ENTRIES SUPPLIED START

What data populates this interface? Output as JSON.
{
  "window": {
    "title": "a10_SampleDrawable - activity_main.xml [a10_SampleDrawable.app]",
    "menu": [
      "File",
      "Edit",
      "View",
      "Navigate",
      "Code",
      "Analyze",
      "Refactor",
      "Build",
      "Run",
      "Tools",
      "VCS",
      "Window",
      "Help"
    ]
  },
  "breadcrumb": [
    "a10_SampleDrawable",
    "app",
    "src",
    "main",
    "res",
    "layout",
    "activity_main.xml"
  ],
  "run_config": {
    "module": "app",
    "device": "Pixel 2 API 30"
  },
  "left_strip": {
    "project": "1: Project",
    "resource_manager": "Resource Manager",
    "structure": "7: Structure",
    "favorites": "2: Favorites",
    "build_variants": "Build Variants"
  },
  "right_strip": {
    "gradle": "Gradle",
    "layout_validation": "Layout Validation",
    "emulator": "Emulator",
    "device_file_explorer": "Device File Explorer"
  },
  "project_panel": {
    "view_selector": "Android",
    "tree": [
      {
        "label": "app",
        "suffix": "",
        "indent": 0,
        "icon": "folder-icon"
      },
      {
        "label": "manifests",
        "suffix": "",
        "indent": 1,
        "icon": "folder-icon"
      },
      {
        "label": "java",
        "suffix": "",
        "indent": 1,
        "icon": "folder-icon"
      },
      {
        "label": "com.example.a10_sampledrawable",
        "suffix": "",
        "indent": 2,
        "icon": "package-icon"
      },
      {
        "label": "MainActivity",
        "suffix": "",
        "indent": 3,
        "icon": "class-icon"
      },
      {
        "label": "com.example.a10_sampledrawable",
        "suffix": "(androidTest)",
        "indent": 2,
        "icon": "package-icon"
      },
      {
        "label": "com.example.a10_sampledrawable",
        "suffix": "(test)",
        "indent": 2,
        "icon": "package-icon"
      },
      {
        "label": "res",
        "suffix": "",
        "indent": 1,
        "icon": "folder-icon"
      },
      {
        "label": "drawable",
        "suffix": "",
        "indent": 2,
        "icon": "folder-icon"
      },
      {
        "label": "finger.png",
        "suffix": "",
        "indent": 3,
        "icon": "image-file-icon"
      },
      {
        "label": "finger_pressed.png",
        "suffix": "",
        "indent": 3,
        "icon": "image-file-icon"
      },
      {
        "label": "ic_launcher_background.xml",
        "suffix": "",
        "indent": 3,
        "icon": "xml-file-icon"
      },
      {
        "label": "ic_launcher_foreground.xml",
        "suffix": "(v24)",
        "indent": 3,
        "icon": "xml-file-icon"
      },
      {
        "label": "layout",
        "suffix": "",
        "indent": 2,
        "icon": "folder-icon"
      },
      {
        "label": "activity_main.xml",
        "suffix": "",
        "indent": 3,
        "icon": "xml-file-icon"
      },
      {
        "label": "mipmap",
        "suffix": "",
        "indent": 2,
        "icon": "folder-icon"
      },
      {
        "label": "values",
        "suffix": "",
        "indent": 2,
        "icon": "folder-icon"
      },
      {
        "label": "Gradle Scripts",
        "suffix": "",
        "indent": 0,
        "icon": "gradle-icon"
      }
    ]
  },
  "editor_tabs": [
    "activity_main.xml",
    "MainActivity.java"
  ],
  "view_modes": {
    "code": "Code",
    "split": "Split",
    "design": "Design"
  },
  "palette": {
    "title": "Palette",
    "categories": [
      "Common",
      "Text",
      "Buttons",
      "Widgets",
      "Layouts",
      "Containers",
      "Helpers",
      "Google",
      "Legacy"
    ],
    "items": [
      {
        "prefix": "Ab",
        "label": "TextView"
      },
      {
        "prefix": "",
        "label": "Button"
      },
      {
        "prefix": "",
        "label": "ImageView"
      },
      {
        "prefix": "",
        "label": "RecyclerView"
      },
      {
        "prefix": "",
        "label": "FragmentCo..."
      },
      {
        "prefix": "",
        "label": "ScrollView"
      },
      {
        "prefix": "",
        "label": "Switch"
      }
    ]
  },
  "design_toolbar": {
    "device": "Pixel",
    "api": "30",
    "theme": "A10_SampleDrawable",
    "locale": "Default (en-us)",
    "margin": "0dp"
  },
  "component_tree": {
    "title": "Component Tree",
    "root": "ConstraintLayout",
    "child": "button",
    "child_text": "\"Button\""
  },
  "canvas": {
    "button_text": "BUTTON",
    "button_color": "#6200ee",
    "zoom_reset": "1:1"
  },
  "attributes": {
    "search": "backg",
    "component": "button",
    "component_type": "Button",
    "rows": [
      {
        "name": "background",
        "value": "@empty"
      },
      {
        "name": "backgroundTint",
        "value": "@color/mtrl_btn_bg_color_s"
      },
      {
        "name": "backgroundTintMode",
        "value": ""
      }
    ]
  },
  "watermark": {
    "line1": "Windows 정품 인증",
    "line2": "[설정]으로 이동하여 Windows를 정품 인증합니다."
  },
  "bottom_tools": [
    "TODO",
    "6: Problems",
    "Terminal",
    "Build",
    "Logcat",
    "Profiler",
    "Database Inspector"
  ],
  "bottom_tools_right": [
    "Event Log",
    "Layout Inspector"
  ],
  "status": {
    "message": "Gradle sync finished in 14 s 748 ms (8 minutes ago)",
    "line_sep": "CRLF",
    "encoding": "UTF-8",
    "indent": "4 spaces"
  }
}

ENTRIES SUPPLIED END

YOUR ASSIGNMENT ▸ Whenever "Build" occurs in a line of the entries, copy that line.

THE COMPLETED TASK ▸
      "Build",
    "build_variants": "Build Variants"
    "Build",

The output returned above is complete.